Action item
After reading the entries below, report how many lines have the string "this" in them, giving the number alone.

Source information
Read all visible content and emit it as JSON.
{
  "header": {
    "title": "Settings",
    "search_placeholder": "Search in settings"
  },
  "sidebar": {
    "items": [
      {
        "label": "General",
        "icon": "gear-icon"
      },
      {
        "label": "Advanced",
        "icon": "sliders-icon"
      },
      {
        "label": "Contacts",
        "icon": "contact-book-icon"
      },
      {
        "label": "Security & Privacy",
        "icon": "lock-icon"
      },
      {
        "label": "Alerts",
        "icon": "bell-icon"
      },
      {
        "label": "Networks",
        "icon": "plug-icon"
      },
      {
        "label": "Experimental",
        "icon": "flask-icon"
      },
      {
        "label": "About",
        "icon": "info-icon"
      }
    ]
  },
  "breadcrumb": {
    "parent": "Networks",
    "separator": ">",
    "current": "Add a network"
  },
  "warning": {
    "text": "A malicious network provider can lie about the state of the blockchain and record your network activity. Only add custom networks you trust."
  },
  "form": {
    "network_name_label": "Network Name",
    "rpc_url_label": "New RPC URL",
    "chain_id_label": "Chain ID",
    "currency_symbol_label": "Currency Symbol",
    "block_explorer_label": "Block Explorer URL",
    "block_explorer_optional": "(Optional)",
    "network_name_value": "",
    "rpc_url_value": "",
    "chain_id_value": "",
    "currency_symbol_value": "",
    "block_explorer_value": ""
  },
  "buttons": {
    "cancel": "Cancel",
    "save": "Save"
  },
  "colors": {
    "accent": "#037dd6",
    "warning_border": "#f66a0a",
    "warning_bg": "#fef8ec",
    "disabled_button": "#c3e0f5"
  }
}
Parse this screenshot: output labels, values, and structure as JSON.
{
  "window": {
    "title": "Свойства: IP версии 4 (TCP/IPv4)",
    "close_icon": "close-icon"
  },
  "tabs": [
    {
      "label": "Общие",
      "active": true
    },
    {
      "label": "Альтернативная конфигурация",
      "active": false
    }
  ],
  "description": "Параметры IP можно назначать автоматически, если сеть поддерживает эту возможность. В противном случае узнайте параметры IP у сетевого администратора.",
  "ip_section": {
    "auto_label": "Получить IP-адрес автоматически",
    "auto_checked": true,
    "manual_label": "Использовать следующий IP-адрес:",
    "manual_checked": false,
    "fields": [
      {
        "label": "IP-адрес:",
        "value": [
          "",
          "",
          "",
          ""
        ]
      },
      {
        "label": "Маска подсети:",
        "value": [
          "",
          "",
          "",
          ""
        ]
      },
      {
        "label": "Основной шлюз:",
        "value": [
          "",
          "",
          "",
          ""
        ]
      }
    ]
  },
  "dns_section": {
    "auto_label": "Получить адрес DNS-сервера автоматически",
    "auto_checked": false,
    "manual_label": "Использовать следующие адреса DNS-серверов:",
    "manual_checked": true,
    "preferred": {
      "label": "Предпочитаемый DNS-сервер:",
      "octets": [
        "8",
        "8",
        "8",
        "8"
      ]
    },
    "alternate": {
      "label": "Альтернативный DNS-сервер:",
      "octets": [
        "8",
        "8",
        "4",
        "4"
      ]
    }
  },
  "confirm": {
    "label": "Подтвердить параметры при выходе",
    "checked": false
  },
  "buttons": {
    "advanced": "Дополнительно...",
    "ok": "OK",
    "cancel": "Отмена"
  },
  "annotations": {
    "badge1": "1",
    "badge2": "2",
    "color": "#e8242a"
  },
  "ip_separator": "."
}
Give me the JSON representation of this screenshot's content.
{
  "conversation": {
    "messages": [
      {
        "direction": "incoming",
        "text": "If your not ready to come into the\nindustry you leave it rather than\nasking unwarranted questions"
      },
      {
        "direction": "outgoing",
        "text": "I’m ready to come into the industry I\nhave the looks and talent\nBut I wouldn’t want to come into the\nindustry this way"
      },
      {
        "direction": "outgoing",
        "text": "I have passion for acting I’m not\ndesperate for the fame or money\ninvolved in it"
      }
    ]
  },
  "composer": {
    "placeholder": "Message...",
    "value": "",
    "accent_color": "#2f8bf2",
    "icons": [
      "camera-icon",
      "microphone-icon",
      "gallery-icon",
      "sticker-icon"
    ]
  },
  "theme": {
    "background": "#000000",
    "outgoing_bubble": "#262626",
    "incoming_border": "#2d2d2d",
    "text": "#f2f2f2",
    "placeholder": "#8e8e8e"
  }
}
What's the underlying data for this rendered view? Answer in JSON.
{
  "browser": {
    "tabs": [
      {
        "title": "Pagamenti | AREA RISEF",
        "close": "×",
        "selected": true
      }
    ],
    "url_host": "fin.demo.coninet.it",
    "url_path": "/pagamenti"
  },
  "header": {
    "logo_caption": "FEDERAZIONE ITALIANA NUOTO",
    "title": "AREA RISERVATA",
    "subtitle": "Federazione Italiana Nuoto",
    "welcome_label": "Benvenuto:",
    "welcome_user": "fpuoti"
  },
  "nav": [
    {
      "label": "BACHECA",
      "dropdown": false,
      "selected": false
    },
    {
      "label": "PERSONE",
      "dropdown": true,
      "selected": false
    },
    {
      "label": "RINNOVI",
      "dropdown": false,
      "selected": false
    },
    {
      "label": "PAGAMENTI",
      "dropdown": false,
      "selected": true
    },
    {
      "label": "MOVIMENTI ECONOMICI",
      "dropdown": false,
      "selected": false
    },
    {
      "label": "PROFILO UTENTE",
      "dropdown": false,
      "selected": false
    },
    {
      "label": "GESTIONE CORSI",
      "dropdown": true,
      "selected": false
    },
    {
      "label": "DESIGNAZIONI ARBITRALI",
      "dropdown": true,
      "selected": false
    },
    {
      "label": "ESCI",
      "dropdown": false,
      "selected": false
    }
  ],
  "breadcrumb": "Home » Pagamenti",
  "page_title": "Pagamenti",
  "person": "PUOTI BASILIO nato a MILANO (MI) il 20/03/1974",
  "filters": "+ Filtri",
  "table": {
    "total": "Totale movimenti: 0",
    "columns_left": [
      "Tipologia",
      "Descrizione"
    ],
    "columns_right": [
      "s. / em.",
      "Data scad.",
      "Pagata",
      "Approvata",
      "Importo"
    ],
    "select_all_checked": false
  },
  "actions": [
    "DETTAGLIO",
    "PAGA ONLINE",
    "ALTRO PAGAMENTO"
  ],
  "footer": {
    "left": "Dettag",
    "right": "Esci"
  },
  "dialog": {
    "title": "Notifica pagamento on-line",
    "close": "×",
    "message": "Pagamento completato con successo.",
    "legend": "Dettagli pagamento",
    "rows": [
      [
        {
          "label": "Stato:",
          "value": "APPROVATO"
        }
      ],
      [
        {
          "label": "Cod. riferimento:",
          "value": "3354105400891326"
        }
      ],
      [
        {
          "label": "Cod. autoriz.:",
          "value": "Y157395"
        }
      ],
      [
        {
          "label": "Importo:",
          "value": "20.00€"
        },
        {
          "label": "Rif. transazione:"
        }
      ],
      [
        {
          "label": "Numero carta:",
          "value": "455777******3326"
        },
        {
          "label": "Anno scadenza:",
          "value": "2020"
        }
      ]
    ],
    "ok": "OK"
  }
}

Solved problem
4